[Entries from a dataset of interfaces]
-----

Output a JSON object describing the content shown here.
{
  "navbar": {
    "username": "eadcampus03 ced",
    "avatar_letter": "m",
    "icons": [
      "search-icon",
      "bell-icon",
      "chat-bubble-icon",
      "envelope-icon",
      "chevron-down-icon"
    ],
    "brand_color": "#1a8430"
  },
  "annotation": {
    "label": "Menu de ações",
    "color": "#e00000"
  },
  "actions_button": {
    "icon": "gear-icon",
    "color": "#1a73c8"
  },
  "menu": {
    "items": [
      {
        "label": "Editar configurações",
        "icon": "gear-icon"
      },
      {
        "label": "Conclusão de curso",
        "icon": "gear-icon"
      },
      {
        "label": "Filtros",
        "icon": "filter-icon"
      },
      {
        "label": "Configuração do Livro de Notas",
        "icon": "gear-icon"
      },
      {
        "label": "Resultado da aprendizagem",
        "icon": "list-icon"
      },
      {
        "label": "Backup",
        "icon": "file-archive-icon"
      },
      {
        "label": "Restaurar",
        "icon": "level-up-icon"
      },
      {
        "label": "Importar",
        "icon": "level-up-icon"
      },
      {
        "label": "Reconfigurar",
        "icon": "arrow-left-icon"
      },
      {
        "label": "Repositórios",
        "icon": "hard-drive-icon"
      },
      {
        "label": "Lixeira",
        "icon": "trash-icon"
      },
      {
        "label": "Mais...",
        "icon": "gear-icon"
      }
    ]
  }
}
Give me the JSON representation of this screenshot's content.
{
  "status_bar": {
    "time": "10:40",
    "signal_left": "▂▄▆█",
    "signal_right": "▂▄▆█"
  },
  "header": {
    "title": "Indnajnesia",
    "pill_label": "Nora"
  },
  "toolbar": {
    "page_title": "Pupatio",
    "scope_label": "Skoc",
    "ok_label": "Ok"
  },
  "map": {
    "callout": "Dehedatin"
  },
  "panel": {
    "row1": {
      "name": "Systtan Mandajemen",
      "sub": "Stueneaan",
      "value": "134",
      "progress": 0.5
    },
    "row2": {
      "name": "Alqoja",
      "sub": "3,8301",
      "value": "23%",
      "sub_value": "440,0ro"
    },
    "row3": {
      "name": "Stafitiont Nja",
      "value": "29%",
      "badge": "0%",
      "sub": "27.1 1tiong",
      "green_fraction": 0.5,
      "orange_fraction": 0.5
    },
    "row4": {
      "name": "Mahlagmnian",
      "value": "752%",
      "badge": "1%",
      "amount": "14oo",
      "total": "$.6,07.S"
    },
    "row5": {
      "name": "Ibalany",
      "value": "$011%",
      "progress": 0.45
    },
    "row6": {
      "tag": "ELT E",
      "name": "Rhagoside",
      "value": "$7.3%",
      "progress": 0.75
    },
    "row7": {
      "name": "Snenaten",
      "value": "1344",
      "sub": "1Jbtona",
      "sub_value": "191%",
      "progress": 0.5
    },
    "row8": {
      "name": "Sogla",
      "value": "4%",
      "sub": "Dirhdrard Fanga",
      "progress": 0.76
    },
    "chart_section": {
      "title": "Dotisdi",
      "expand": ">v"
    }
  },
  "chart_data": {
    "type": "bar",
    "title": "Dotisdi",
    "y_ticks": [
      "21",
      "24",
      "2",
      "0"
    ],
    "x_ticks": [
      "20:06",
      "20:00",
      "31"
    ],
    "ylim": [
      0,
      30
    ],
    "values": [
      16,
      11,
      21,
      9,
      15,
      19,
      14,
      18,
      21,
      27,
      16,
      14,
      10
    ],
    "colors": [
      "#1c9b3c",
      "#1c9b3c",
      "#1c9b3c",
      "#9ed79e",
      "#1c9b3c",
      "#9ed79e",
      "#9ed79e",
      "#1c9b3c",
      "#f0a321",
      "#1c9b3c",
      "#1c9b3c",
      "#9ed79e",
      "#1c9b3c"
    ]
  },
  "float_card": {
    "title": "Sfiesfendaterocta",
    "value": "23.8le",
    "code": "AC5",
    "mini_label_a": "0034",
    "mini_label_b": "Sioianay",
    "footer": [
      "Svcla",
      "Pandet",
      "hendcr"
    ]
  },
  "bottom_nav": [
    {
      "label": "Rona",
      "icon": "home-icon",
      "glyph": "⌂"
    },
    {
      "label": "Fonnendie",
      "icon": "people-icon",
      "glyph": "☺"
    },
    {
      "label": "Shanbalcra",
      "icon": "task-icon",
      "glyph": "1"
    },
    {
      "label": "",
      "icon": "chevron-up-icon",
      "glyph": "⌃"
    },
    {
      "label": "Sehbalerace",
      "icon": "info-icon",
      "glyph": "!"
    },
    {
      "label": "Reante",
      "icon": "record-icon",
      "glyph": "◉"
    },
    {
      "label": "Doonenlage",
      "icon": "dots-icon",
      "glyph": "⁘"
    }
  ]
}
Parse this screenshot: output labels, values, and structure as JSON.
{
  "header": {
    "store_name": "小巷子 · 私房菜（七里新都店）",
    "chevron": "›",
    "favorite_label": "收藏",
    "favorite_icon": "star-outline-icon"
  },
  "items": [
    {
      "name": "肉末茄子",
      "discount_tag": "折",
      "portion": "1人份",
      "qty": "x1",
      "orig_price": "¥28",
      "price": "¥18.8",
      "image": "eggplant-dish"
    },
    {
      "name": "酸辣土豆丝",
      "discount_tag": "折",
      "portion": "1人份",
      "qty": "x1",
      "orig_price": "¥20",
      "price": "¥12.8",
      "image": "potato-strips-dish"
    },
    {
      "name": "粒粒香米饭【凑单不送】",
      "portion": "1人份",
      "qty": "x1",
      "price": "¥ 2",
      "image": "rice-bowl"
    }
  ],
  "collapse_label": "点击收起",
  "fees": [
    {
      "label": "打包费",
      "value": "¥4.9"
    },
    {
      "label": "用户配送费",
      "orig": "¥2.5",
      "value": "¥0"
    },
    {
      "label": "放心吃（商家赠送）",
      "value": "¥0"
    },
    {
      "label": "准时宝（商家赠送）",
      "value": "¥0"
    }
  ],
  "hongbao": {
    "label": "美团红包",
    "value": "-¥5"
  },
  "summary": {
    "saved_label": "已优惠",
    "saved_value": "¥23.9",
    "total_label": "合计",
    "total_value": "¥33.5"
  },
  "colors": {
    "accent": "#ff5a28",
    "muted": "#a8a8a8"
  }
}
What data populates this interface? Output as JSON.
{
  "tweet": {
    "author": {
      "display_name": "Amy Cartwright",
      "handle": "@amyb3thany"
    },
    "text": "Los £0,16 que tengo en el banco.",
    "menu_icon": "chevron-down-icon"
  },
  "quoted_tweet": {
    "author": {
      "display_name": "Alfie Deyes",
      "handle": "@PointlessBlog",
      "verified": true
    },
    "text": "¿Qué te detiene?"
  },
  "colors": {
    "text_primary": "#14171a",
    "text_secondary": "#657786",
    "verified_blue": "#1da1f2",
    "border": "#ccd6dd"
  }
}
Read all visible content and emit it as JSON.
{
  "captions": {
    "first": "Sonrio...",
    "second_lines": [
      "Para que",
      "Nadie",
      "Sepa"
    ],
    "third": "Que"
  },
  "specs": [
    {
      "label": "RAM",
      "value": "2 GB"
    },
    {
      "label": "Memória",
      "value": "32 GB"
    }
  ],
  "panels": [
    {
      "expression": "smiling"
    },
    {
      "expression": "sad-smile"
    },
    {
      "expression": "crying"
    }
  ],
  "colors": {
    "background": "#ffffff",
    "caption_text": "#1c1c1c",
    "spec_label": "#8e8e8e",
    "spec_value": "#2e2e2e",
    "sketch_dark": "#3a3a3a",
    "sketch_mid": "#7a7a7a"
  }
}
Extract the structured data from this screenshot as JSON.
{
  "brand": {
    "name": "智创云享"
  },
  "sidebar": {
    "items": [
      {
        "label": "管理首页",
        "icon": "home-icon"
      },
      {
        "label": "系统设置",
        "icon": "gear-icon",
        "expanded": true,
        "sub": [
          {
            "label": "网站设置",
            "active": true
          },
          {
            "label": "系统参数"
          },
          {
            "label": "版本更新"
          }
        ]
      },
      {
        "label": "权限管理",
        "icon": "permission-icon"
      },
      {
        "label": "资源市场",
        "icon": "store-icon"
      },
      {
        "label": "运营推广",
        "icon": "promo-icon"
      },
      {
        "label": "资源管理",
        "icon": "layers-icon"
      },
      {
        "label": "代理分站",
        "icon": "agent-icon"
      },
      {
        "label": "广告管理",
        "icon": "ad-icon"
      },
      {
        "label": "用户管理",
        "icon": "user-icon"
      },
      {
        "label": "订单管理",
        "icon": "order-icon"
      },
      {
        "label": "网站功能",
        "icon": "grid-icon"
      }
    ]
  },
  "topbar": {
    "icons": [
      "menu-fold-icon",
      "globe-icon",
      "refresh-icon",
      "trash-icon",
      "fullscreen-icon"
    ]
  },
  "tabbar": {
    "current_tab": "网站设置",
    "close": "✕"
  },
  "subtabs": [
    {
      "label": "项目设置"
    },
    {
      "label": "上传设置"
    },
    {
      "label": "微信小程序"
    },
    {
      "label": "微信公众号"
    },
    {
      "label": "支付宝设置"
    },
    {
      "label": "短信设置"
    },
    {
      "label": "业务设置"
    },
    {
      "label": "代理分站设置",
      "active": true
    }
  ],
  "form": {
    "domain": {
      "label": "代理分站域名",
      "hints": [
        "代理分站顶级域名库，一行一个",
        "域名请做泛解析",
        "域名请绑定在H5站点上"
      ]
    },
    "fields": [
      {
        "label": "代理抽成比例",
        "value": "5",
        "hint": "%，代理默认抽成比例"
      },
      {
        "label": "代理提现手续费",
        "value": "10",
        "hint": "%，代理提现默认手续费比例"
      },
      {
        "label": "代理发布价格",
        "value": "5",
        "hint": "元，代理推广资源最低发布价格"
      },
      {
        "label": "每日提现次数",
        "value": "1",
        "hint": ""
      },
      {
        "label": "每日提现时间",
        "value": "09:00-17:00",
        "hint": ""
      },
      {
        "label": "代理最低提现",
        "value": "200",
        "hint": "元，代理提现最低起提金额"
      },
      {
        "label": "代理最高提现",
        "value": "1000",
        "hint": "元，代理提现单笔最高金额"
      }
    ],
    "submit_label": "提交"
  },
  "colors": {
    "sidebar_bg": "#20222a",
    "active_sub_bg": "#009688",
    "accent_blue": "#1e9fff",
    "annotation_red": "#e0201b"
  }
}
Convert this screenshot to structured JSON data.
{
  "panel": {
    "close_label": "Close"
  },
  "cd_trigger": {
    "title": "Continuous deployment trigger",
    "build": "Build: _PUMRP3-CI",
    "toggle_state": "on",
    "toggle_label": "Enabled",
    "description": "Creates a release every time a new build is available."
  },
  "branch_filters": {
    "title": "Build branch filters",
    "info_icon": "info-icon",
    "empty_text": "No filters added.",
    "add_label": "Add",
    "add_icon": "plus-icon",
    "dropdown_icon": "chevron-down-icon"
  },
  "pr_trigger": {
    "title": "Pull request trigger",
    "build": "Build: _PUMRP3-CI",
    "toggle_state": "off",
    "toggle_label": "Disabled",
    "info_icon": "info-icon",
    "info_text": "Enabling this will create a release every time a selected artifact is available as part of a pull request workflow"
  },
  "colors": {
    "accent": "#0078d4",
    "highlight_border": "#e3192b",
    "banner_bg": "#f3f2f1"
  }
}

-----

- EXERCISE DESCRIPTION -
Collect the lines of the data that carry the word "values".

- WRITTEN SOLUTION -
    "values": [
Parse this screenshot: output labels, values, and structure as JSON.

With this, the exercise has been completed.